You may know immediately what conversation is most important to have soon. It could be the one that’s been gnawing at you for weeks. It’s time to stop biting your tongue! If you’ve already identified your conversation, write a one-sentence description down in your journal.

If you’re not sure yet, let’s do some brainstorming. List 10 important players in your life. Family, friends, work relations, neighbors, payees, etc. Now complete the sentence: What I’d really like to tell _________ is…

Do this for each person on the list. See if any of them hit a nerve. You may find the conversation you need to have most when you’ve filled three pages of ALL CAPS about your sister or your landlord.

Ideally, we’d like to pick one conversation that will have the most positive impact on your life this week.

Conversing on Paper

Once you’ve identified your person and the topic of your conversation, practice writing down what you want to say in your journal. Each time you pause or hesitate, complete the statement: What I really want to tell ______ is…

You can also try saying, I really don’t want to talk about… That one can dig up some surprises for me.

Some people find it helpful to do a mock conversation right there in the safety of your journal. If you know the person well, you can probably guess what their response will be. Thinking in advance of what they’re going to say can help you formulate your story.

As I wrote about in the Unsent Letters post, it can be freeing to use the phrase: If I could tell you anything without consequence, I’d say…

This allows you to dig deep while keeping the fear of consequences at bay.
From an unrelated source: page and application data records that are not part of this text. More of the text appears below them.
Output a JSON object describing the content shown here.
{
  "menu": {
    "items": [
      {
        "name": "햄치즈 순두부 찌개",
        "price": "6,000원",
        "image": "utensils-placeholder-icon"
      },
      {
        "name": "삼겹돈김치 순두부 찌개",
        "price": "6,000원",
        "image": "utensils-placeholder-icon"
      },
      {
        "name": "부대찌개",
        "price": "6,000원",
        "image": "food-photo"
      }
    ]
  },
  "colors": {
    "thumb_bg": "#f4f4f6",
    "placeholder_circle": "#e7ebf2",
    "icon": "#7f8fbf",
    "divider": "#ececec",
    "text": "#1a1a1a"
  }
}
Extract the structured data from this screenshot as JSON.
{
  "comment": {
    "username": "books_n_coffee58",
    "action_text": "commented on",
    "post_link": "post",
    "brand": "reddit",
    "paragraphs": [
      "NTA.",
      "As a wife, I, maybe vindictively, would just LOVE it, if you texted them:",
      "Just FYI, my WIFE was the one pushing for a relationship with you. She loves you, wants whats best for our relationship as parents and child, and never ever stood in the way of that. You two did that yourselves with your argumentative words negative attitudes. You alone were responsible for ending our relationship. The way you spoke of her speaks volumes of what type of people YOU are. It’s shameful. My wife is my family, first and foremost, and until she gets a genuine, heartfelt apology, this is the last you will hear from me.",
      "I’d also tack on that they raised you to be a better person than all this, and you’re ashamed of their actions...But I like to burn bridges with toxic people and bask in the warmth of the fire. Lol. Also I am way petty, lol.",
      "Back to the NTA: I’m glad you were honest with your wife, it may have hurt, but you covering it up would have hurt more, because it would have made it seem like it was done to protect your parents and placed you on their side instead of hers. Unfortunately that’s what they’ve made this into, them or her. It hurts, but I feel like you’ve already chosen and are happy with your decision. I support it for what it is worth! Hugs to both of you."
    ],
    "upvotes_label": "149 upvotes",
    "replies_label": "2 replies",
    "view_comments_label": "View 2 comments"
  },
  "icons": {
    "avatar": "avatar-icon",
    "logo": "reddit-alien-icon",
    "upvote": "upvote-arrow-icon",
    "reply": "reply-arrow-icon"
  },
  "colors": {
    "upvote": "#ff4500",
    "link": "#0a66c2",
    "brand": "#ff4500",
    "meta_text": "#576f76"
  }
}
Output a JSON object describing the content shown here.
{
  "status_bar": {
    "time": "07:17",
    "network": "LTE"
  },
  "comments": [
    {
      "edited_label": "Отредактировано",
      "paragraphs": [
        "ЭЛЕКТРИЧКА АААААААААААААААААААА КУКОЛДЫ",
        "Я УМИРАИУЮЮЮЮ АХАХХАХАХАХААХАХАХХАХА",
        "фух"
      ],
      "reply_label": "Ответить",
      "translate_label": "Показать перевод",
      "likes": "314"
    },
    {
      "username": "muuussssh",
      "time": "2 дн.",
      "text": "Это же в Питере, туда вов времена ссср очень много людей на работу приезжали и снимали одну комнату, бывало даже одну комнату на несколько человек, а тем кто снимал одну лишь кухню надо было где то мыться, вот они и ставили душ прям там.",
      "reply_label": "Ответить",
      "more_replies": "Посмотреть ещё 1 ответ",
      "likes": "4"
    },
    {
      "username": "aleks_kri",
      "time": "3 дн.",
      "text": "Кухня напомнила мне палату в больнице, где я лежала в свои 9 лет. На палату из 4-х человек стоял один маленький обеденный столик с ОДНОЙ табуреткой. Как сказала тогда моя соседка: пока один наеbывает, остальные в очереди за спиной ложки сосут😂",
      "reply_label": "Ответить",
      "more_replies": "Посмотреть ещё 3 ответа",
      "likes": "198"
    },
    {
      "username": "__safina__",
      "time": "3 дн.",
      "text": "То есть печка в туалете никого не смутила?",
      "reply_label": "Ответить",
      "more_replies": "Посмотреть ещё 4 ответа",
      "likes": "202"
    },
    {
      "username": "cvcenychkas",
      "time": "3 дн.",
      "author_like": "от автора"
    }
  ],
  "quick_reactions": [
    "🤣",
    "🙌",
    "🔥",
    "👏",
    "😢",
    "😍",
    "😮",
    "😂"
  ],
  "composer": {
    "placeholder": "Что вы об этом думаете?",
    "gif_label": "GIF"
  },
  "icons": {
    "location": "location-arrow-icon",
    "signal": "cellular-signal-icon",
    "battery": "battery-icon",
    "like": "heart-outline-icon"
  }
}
There are no consequences right now – we’re just writing. You can decide later if what you need to say is worth the risky outcome.

Brainstorm Outcomes

It often helps me quite a bit to know what I want out of a situation before I go into it. Knowing the destination guides my argument. For example, I’m not jumping into this conversation to vent or assign blame. I’d like some help with the housework.

This enables me to say, “Hey, do you think you could do the grocery shopping on Saturday if I gave you a list?” Which is infinitely more productive than, “You never do anything around here!” Keeping in mind that I want help with the housework – not payback – enables me to draft up a positive, supportive conversation on the page. It helps me identify when the conversation has gotten off track. It also lets me know when our conversation has reached its goal: help with the housework.

Having a much-needed conversation can be extremely uncomfortable, but it’s always worth it. On the other side of that tough talk is a lifted weight and some freed up mental real estate you can put to better use.

Try it this weekend. And let me know how it goes!

One comment

  1. Some powerful ideas. I like this phrase especially: “If I could tell you anything without consequence, I’d say…”

    Reminds me of a good coaching question – “What would you try if you knew you couldn’t fail.”

    This has definitely got me thinking about how open we are with the people closest to us, and what we say, and what we really want to say. And equally, what we REALLY want to say to ourselves…

    Thanks Kristin.